▶ **ABOUT THIS TASK**: Write the line that contains "Enumerate this screenshot's" and each one after it, word for word, ending with the final line of the data.

▶ **STUDY MATERIAL**:
______

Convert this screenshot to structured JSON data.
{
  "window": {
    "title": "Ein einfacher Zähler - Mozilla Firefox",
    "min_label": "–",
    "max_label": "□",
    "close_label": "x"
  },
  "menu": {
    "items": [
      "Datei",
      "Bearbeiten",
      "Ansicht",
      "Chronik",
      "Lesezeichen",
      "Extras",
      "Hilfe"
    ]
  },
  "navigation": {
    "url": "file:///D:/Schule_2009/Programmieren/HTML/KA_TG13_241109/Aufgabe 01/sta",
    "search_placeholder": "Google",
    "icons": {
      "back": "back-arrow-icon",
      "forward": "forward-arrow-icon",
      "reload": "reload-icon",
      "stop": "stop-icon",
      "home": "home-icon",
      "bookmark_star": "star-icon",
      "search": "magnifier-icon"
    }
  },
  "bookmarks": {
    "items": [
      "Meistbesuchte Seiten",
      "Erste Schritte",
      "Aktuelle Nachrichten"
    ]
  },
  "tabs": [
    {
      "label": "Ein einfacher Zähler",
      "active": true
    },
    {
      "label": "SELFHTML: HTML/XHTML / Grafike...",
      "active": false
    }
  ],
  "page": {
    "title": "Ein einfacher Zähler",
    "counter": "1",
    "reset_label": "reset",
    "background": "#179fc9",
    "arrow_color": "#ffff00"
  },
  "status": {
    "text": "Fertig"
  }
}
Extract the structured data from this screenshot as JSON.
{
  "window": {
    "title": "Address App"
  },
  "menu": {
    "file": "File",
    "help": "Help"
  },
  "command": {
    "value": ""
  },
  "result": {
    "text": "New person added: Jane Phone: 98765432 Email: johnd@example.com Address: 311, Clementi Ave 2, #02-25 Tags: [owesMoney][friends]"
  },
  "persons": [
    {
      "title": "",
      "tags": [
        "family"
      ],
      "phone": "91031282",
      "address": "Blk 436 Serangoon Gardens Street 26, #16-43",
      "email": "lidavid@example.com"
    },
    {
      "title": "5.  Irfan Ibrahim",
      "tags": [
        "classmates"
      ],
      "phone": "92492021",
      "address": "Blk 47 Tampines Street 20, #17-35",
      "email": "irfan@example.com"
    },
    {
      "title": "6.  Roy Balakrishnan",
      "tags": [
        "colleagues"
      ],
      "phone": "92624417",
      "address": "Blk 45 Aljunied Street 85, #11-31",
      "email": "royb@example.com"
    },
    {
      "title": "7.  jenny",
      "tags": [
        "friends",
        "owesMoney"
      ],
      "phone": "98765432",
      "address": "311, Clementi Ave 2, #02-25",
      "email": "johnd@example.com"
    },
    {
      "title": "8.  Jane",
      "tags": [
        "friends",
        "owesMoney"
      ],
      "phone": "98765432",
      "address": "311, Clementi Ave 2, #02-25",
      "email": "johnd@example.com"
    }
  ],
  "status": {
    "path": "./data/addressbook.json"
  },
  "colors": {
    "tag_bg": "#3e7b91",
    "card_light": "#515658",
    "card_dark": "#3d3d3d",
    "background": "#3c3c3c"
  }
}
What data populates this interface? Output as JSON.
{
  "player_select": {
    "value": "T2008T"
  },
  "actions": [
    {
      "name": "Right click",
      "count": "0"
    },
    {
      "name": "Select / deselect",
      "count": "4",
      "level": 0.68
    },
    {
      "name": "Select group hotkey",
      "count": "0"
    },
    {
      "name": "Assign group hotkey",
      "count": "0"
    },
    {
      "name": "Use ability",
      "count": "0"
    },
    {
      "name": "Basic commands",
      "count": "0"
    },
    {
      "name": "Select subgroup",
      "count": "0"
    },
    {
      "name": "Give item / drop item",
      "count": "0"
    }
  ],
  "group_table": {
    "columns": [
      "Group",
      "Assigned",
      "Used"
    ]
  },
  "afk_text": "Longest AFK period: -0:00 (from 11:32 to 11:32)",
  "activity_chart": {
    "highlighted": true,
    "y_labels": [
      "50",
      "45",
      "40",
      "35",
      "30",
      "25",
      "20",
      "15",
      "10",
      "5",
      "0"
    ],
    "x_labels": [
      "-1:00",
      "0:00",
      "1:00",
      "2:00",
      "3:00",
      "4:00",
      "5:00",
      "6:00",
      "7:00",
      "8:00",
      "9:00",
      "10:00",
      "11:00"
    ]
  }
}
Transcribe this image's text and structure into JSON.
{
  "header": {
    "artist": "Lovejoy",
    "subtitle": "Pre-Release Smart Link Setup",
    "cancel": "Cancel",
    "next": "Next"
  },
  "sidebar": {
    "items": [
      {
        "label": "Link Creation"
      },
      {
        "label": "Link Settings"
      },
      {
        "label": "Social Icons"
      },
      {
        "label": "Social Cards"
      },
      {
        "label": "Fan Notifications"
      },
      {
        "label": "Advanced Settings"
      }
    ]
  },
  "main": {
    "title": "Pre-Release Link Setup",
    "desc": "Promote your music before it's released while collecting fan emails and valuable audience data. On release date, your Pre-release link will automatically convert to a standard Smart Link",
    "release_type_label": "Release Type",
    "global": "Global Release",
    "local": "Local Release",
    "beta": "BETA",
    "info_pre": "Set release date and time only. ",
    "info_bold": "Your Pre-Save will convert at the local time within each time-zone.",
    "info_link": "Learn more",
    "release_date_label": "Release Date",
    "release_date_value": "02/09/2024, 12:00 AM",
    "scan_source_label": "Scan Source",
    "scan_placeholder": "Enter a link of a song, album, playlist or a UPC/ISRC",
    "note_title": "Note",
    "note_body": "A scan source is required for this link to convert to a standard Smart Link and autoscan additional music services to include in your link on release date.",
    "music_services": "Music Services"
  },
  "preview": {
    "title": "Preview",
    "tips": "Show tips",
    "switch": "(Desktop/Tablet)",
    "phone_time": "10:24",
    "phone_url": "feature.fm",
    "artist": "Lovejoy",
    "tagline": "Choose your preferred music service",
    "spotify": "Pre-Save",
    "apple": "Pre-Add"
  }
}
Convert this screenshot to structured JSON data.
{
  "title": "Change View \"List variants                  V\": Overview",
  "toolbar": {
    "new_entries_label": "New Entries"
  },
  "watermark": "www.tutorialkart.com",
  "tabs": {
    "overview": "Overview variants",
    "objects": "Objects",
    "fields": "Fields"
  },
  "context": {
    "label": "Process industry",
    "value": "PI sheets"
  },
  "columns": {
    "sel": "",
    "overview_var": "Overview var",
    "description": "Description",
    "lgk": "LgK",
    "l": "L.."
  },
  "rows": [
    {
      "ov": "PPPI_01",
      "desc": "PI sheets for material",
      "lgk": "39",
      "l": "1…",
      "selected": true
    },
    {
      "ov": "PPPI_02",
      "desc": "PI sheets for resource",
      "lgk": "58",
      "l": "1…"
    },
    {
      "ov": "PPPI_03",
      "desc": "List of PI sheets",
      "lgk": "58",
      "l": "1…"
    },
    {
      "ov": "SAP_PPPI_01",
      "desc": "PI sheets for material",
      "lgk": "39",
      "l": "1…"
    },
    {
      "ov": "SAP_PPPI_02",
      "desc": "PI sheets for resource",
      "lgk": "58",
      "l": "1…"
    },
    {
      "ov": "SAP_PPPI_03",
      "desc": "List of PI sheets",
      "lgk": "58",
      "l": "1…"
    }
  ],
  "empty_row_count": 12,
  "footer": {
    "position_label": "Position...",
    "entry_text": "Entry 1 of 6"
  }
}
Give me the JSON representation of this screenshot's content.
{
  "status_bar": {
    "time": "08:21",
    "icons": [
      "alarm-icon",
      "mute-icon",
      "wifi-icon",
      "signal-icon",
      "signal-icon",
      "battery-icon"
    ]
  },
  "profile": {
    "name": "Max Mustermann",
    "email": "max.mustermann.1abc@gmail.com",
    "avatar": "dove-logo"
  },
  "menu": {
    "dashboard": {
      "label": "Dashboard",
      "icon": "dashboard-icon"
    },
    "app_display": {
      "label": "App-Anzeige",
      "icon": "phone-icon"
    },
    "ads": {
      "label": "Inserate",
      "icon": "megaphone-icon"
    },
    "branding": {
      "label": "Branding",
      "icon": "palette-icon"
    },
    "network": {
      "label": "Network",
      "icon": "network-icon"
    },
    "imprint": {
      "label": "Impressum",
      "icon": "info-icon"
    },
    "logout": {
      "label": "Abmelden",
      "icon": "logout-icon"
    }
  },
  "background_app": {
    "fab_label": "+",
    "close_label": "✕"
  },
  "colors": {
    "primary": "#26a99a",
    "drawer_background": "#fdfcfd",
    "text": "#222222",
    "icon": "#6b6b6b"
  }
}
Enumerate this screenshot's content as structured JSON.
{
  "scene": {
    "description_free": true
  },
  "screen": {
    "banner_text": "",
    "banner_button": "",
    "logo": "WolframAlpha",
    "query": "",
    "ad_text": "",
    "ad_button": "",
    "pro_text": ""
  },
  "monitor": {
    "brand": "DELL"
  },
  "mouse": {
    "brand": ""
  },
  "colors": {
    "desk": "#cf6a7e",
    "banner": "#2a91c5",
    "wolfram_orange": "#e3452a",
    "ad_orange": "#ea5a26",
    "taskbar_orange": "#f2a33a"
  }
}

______

▶ **EXERCISE SOLUTION**:
Enumerate this screenshot's content as structured JSON.
{
  "scene": {
    "description_free": true
  },
  "screen": {
    "banner_text": "",
    "banner_button": "",
    "logo": "WolframAlpha",
    "query": "",
    "ad_text": "",
    "ad_button": "",
    "pro_text": ""
  },
  "monitor": {
    "brand": "DELL"
  },
  "mouse": {
    "brand": ""
  },
  "colors": {
    "desk": "#cf6a7e",
    "banner": "#2a91c5",
    "wolfram_orange": "#e3452a",
    "ad_orange": "#ea5a26",
    "taskbar_orange": "#f2a33a"
  }
}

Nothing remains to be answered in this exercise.